Degeneracy in molecular scale organization of biological membranes†
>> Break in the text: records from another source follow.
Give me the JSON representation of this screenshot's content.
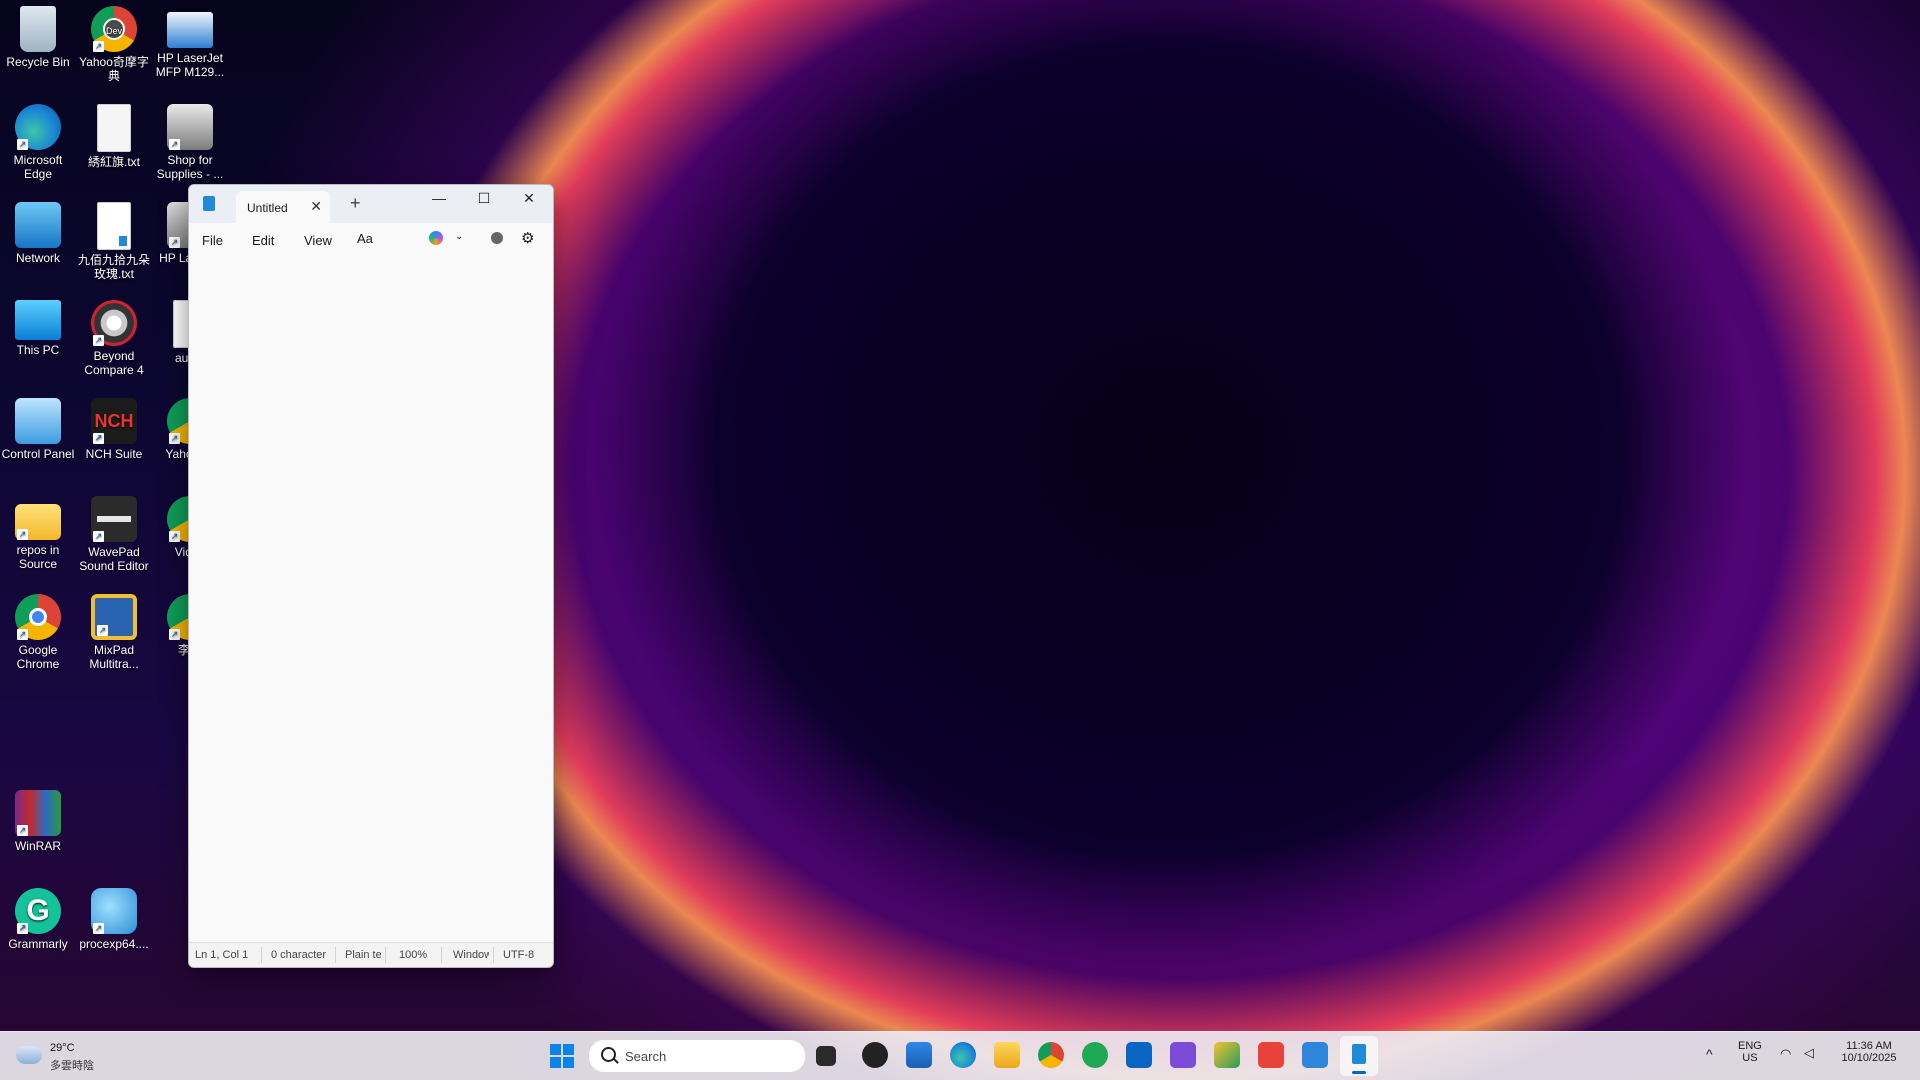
{
  "desktop": {
    "icons": [
      {
        "label": "Recycle Bin",
        "icon": "recycle-bin-icon"
      },
      {
        "label": "Yahoo奇摩字典",
        "icon": "chrome-dev-icon"
      },
      {
        "label": "HP LaserJet MFP M129...",
        "icon": "scanner-icon"
      },
      {
        "label": "Microsoft Edge",
        "icon": "edge-icon"
      },
      {
        "label": "綉紅旗.txt",
        "icon": "text-file-icon"
      },
      {
        "label": "Shop for Supplies - ...",
        "icon": "printer-shop-icon"
      },
      {
        "label": "Network",
        "icon": "network-icon"
      },
      {
        "label": "九佰九拾九朵玫瑰.txt",
        "icon": "text-file-icon"
      },
      {
        "label": "HP La MFP",
        "icon": "printer-icon"
      },
      {
        "label": "This PC",
        "icon": "pc-icon"
      },
      {
        "label": "Beyond Compare 4",
        "icon": "beyond-compare-icon"
      },
      {
        "label": "autoe",
        "icon": "file-icon"
      },
      {
        "label": "Control Panel",
        "icon": "control-panel-icon"
      },
      {
        "label": "NCH Suite",
        "icon": "nch-icon"
      },
      {
        "label": "Yahoo 典",
        "icon": "chrome-icon"
      },
      {
        "label": "repos in Source",
        "icon": "folder-icon"
      },
      {
        "label": "WavePad Sound Editor",
        "icon": "wavepad-icon"
      },
      {
        "label": "Video",
        "icon": "chrome-icon"
      },
      {
        "label": "Google Chrome",
        "icon": "chrome-icon"
      },
      {
        "label": "MixPad Multitra...",
        "icon": "mixpad-icon"
      },
      {
        "label": "李小",
        "icon": "chrome-icon"
      },
      {
        "label": "WinRAR",
        "icon": "winrar-icon"
      },
      {
        "label": "Grammarly",
        "icon": "grammarly-icon"
      },
      {
        "label": "procexp64....",
        "icon": "procexp-icon"
      }
    ]
  },
  "notepad": {
    "tab_title": "Untitled",
    "new_tab": "+",
    "menu": {
      "file": "File",
      "edit": "Edit",
      "view": "View"
    },
    "status": {
      "position": "Ln 1, Col 1",
      "characters": "0 character",
      "format": "Plain text",
      "zoom": "100%",
      "line_ending": "Windows (CRLF)",
      "encoding": "UTF-8"
    }
  },
  "taskbar": {
    "weather_temp": "29°C",
    "weather_desc": "多雲時陰",
    "search_placeholder": "Search",
    "lang_top": "ENG",
    "lang_bottom": "US",
    "time": "11:36 AM",
    "date": "10/10/2025"
  },
  "colors": {
    "accent": "#0067c0",
    "notepad_icon": "#1e8ad8"
  }
}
The scale-rich spatiotemporal organization in biological membranes has its origin in the differential inter- and intra-molecular interactions among their constituents. In this work, we explore the molecular-origin behind that variety and possible degeneracy in lateral organization in membranes. For our study, we post-process microsecond long all-atom molecular dynamics trajectories for three systems that exhibit fluid phase coexistence: (i) PSM/POPC/Chol (0.47/0.32/0.21), (ii) PSM/DOPC/Chol (0.43/0.38/0.19) and (iii) DPPC/DOPC/Chol (0.37/0.36/0.27). To distinguish the liquid ordered and disordered regions at molecular scales, we calculate the degree of non-affineness of individual lipids in their neighbourhood and track their topological rearrangements. Disconnectivity graph analysis with respect to membrane organization shows that the DPPC/DOPC/Chol and PSM/DOPC/Chol systems exhibit funnel-like energy landscapes as opposed to a highly frustrated energy landscape for the more biomimetic PSM/POPC/Chol system. We use these measurements to develop a continuous lattice Hamiltonian and evolve that using Monte Carlo simulated annealing to explore the possibility of structural degeneracy in membrane organization. Our data show that model membranes with lipid constituents that are biomimetic (PSM/POPC/Chol) have the ability to access a large range of membrane sub-structure space (higher degeneracy) as compared to the other two systems, which form only one kind of substructure even with changing composition. Since the spatiotemporal organization in biological membranes dictates the “molecular encounters” and in turn larger scale biological processes such as molecular transport, trafficking and cellular signalling, we posit that this structural degeneracy could enable access to a larger repository to functionally important molecular organization in systems with physiologically relevant compositions.